Marketing matters, as up and coming bands aren’t guaranteed profit from the get-go.
For indie punk band Clairvoyant, consisting of three Humber College and University of Guelph-Humber students, band merchandise not only provides revenue but helps cultivate a visual identity for the musicians.
These punks purchase more sale inventory with their merchandise earnings, so it’s doubtful they care about making a lot of money, at least right now. What they want is recognition.
Clairvoyant consists of guitarist and vocalist Hannah Edgerton, a second year Creative Photography student at Humber’s North campus, bassist Riley Barnes, and drummer Robyn Bond, both Media Studies students at Guelph-Humber.
“Once you get to the point where you want to do music seriously, you have to have merchandise because that’s how you’re going to get most of your revenue,” Barnes said.
But selling merchandise can be tougher than being in the mosh pit.
Clairvoyant started playing shows in the spring of 2016, and their first foray into merchandise was t-shirts, closely followed by stickers. For the past few shows, Clairvoyant has sold patches.
Clairvoyant, which will be playing the Horseshoe Tavern on May 17, has ordered 80 t-shirts. They said about 70 have been sold, or one per show.
Upwards of 100 CDs of their debut EP Rot have been sold, or three per show. Rot is also available on Bandcamp.
“Especially when you’re signed to a label, your music doesn’t actually get that much profit, so a lot of the revenue of people who are living off music comes from merchandise and stuff like that,” Barnes said.
Bond said merchandise is the tangible connection between a band and the crowd, helping to build a sense of community.
Bond, who worked at an outdoor theatre during the summer of 2016, recalled an experience with an unlikely consumer.

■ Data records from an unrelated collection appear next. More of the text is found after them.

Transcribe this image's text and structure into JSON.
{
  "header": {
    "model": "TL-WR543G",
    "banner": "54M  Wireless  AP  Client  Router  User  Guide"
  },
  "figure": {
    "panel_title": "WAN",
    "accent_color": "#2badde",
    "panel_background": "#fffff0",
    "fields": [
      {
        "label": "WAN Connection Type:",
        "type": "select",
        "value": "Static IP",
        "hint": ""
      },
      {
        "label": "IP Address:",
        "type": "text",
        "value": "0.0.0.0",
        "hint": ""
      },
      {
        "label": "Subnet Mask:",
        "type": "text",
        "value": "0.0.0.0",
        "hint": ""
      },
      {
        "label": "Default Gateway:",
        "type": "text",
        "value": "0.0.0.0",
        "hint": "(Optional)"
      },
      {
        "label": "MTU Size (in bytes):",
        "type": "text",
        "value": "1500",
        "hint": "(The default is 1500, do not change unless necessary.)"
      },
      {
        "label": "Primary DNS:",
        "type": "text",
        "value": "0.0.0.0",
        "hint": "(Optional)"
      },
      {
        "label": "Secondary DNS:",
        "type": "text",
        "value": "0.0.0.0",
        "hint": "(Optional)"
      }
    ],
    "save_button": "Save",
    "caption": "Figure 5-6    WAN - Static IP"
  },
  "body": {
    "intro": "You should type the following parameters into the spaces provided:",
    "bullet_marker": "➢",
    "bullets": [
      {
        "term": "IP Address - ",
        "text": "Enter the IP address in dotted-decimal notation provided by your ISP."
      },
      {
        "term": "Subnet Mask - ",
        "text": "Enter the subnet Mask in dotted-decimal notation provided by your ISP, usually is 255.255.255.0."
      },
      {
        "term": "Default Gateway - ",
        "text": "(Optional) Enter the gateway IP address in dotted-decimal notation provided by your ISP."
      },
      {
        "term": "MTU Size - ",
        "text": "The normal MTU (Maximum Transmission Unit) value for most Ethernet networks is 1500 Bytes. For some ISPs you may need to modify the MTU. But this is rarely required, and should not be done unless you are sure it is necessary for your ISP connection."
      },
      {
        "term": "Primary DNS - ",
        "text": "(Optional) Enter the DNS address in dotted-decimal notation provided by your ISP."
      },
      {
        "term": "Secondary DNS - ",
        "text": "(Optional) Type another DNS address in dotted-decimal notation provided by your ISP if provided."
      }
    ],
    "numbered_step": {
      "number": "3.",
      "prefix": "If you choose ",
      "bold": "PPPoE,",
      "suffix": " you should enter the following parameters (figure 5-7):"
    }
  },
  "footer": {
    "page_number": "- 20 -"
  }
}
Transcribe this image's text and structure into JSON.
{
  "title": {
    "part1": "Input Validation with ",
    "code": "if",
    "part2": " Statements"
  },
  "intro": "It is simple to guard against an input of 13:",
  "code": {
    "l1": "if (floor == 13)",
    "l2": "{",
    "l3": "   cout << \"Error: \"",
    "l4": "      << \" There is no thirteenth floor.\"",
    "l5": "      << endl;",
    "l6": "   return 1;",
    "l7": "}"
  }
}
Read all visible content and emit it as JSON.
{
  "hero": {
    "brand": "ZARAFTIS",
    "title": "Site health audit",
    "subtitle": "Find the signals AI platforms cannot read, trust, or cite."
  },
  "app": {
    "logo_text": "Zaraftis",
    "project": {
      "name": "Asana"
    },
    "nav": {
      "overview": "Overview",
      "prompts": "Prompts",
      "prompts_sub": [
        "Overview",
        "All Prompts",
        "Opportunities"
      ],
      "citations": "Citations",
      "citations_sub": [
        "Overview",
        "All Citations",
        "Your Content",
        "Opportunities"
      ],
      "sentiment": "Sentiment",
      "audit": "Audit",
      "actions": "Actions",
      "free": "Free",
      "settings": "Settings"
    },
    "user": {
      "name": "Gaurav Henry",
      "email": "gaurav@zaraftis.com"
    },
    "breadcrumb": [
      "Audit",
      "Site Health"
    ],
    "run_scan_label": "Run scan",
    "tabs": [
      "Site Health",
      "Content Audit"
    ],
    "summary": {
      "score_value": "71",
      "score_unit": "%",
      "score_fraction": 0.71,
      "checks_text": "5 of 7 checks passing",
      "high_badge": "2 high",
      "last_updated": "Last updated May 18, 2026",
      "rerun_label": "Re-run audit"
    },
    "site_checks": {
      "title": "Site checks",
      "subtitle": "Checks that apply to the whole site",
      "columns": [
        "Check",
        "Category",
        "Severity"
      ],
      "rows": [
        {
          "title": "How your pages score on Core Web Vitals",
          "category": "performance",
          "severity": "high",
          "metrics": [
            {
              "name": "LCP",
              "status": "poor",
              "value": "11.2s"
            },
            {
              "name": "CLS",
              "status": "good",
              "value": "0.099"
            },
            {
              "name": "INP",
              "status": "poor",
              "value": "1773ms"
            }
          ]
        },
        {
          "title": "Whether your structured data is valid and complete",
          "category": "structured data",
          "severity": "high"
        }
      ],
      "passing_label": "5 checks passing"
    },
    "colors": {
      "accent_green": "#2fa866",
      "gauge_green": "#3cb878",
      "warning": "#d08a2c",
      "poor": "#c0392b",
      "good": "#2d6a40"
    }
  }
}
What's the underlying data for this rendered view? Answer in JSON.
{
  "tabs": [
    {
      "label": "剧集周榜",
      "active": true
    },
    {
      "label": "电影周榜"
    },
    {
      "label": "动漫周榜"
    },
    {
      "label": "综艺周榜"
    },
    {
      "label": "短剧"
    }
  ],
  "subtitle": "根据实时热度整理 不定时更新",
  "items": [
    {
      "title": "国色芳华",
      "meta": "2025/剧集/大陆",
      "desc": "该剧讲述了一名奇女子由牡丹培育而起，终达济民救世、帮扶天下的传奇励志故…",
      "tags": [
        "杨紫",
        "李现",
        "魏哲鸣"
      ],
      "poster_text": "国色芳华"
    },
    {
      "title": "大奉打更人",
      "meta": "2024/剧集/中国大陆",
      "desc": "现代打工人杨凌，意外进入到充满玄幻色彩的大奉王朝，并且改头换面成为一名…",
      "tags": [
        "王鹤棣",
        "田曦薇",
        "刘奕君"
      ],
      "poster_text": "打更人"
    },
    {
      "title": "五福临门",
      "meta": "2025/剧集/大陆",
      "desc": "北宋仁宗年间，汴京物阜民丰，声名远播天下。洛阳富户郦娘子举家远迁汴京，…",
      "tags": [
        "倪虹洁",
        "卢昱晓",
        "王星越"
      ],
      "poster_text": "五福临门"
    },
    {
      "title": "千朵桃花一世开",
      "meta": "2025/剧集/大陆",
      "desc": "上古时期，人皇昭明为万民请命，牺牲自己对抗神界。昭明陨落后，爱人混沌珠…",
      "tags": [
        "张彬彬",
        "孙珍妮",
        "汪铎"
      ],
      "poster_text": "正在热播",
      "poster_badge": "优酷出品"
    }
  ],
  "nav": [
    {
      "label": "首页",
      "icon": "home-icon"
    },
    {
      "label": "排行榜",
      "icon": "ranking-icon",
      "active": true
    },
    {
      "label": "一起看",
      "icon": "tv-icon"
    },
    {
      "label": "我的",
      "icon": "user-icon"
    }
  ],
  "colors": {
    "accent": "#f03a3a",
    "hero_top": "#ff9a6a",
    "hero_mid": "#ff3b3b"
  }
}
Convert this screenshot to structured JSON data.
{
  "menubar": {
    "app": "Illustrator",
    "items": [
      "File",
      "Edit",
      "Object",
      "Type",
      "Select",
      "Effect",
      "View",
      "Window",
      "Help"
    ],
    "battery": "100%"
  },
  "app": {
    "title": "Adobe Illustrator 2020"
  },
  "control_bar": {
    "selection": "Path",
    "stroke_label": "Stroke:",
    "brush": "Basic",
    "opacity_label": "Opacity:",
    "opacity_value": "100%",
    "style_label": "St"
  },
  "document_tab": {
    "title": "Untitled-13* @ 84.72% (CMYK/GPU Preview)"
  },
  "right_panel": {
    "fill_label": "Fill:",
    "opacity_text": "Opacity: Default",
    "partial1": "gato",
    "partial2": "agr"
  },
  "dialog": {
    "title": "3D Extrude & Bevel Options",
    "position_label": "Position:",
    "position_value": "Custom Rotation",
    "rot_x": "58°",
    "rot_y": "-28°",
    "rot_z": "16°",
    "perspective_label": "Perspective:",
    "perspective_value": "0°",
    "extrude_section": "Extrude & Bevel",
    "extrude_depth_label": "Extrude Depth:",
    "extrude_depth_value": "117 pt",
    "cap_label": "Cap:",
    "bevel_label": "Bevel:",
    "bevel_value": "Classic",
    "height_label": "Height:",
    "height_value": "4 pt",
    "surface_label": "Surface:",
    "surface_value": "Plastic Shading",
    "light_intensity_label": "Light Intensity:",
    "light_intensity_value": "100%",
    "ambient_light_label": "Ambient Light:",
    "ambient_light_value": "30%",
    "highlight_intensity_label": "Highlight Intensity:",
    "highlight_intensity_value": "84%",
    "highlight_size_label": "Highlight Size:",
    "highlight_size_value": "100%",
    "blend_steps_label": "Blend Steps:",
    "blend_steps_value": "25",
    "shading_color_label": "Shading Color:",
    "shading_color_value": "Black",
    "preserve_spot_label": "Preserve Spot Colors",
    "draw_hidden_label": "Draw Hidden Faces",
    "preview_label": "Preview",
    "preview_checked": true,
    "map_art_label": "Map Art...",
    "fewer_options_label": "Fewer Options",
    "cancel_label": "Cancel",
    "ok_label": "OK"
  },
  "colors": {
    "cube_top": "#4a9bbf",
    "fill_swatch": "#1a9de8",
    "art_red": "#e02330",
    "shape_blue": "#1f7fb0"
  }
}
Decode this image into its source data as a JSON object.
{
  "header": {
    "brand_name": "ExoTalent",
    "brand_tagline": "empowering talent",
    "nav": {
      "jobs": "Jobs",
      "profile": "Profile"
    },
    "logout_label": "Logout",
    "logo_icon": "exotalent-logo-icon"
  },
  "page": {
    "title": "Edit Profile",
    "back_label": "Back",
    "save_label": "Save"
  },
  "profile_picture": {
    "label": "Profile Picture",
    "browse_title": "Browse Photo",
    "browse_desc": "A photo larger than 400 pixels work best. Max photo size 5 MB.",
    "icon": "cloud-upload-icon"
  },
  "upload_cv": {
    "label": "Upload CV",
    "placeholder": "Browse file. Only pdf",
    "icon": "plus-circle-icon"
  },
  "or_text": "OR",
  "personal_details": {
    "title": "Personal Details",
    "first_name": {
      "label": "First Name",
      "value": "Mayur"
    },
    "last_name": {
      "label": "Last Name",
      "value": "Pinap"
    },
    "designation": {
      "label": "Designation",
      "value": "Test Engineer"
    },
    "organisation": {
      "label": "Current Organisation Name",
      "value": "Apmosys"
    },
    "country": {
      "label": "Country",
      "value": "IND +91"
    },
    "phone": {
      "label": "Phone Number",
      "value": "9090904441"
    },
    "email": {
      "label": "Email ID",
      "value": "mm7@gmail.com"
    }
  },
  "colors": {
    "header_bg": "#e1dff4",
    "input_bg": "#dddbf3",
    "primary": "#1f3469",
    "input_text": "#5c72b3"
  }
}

“The audience was all old people that obviously didn’t know our music and probably wouldn’t like it,” Bond said. “But one of my coworkers that came to a show bought one of the shirts with our album cover and literally one of the members of the audience, like a really old lady, came up to her and was like, ‘where did you get that shirt?’”
The woman, who found out Bond was selling the shirts, approached her eager to buy one.
“That speaks volumes,” Bond said. “Merchandise goes past the point of it needing context, it becomes a statement in itself.”
She said when a band has shirts with effort put into them, people will buy them be they a fan or not.